How to complete this task: Nothing but a number should be given: the count of lines in the data that include the string "طبقات".

Records to process:
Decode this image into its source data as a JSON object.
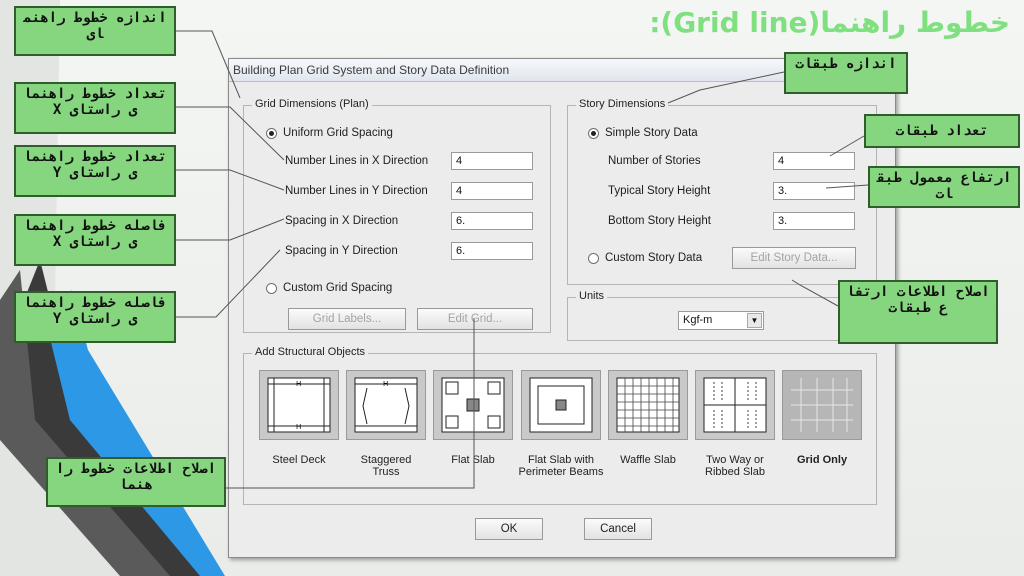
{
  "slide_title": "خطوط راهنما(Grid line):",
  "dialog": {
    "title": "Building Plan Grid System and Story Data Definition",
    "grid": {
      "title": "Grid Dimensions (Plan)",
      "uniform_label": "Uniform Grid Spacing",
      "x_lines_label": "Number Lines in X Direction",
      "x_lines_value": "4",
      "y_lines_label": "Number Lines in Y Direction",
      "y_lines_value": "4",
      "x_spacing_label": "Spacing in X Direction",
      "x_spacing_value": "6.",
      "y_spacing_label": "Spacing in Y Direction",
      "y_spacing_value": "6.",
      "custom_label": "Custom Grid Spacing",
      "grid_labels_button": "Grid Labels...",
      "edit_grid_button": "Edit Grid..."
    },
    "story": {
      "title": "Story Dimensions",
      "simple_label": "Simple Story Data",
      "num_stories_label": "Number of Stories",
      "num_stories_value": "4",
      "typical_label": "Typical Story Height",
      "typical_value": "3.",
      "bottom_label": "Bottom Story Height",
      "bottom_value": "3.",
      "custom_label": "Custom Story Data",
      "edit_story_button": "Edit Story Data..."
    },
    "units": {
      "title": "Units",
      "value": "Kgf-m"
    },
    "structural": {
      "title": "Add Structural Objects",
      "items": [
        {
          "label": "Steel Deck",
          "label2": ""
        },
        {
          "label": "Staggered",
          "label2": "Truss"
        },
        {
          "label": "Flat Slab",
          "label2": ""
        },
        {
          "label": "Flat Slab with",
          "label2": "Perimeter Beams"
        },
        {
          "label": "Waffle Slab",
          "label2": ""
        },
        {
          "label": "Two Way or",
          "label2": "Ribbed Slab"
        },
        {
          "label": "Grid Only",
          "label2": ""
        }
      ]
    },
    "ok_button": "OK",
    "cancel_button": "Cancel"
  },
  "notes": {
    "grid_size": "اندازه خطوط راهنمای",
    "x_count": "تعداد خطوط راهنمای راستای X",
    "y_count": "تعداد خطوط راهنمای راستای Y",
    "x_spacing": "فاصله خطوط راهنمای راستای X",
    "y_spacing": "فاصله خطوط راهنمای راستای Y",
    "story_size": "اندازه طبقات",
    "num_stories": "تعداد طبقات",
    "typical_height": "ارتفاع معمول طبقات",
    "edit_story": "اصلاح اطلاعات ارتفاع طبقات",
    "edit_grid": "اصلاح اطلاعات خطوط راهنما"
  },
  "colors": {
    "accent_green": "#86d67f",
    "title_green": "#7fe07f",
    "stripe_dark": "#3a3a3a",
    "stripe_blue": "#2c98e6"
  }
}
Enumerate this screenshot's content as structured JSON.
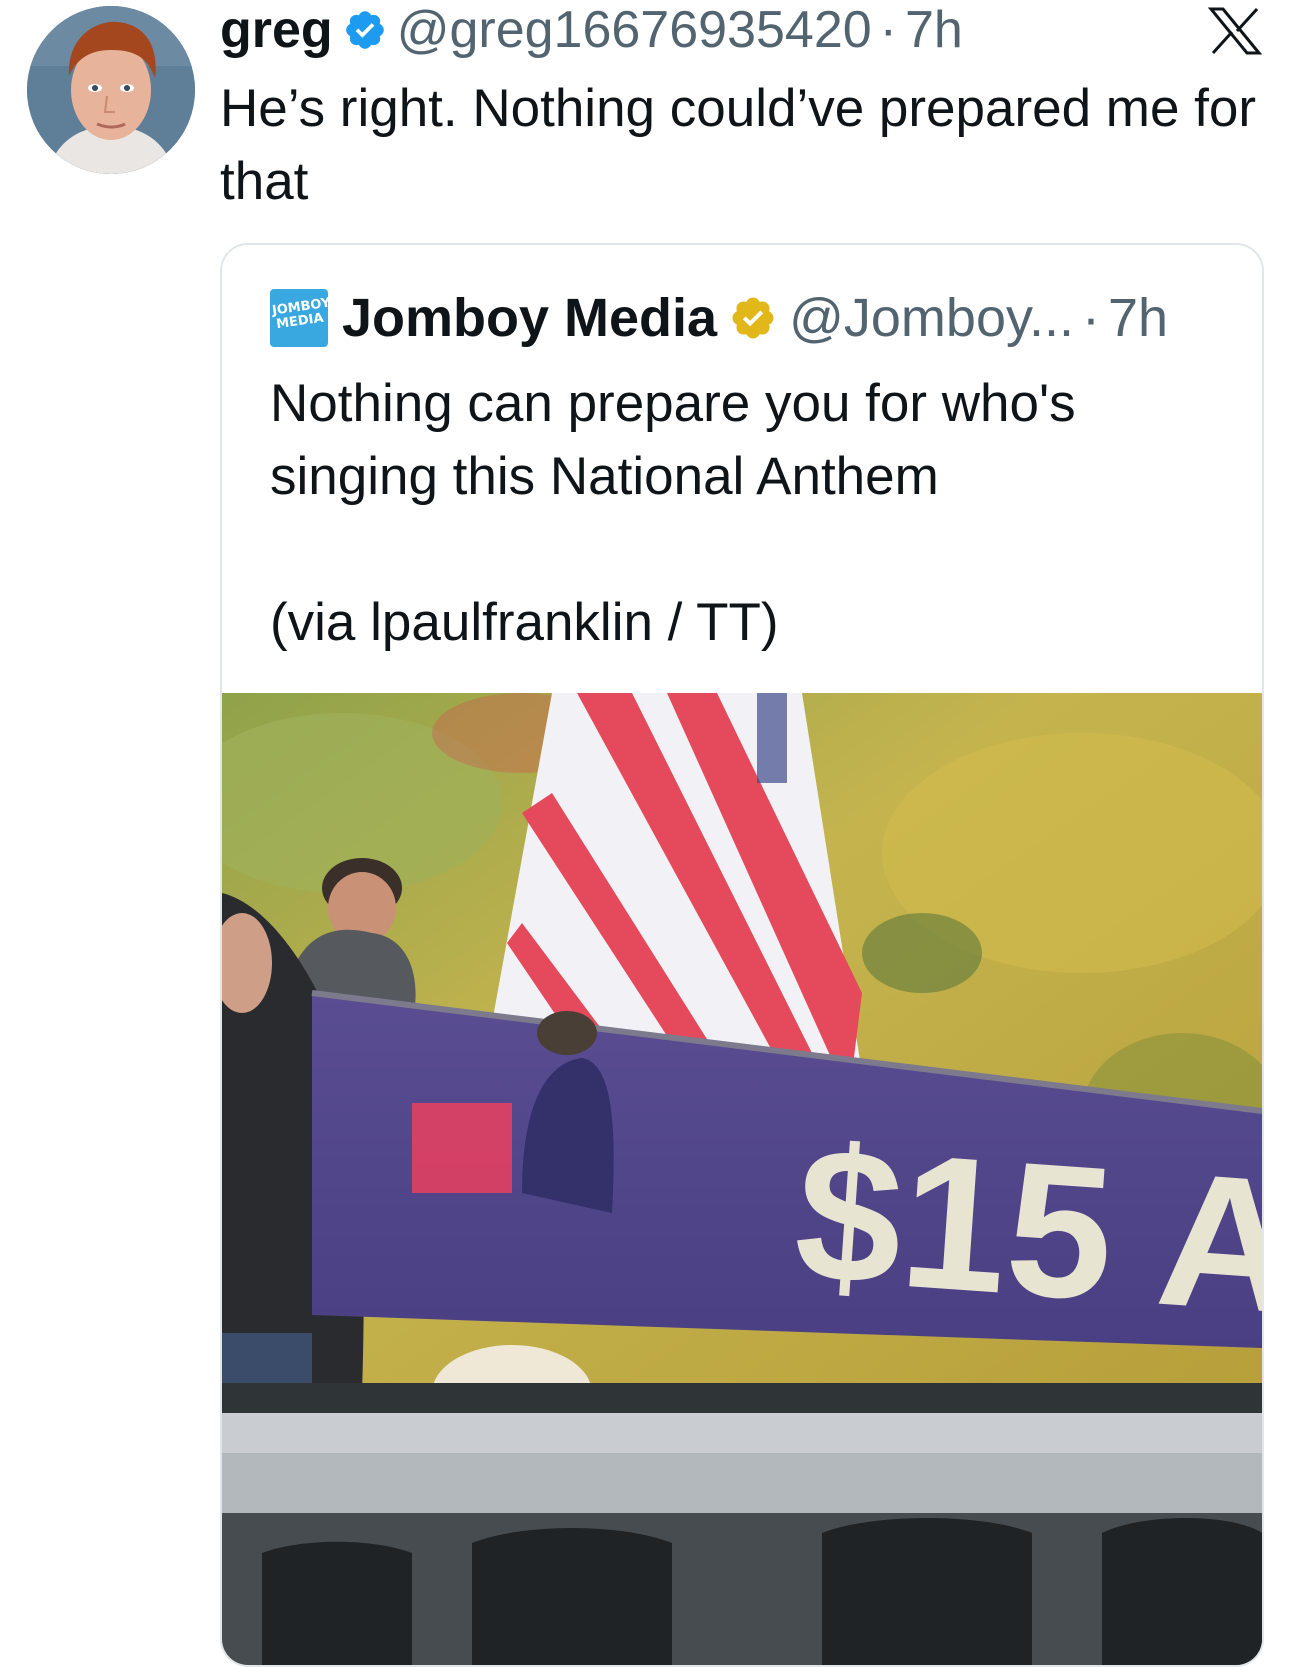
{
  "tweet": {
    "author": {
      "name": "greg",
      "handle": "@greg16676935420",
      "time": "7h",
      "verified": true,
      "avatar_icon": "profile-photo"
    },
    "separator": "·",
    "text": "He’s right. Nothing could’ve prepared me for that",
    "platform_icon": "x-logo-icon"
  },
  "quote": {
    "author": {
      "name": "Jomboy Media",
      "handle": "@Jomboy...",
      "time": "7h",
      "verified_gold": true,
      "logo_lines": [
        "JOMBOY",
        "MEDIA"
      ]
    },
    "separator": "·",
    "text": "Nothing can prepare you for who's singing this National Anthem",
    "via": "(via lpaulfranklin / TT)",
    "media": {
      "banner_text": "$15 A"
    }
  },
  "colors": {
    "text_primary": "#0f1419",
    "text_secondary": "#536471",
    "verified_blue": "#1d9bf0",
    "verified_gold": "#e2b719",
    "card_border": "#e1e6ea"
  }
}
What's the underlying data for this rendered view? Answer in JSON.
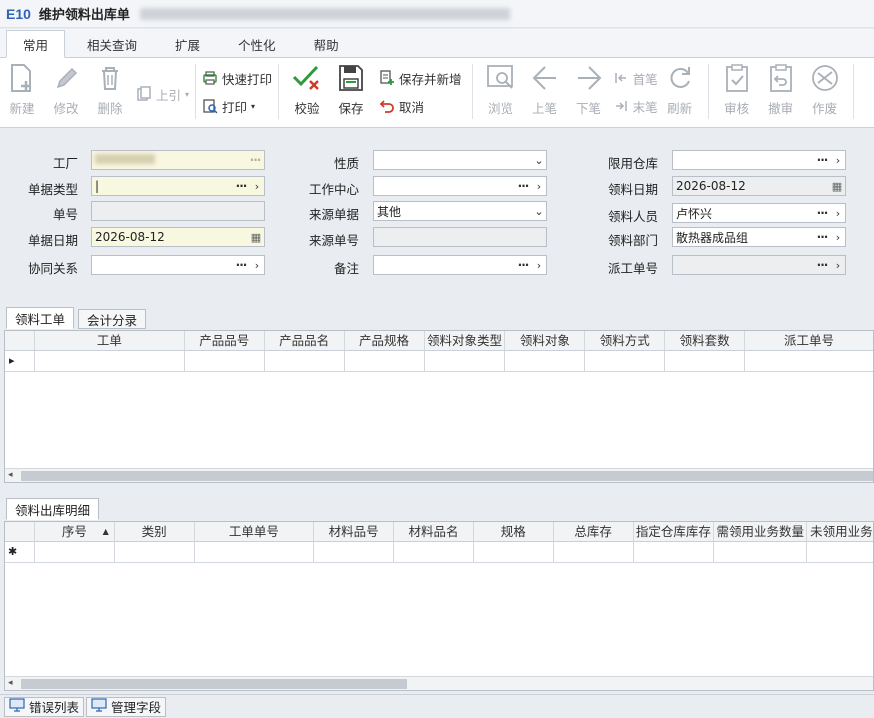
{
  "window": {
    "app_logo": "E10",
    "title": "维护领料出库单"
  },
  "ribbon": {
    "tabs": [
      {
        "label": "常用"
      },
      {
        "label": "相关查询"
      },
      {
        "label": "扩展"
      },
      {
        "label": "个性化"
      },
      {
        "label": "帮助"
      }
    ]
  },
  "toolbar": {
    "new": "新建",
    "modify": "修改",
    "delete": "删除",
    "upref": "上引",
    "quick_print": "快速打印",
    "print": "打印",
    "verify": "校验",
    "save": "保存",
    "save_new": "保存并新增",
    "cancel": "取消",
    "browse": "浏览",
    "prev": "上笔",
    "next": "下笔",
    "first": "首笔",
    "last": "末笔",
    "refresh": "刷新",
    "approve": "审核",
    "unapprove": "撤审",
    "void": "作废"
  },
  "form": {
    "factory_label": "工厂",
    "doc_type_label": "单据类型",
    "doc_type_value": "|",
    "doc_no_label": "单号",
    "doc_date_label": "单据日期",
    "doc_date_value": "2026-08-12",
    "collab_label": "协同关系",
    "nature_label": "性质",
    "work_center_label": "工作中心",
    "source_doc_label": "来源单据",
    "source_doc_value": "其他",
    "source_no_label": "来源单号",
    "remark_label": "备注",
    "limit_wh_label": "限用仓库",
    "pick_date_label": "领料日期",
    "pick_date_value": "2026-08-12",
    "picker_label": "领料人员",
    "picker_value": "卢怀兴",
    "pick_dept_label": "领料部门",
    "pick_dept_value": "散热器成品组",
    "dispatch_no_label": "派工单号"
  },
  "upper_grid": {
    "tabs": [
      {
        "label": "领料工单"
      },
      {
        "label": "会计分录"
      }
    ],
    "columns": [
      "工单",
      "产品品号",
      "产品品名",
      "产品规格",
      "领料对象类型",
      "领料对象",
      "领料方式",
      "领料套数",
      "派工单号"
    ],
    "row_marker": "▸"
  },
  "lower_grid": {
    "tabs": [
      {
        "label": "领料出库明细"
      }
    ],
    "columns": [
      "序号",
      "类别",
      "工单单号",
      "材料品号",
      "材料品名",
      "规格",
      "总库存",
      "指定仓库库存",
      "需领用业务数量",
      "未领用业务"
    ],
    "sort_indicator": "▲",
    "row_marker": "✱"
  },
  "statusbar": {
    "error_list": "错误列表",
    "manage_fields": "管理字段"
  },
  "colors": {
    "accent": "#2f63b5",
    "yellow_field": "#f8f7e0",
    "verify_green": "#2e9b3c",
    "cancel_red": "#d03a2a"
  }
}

The answer: 4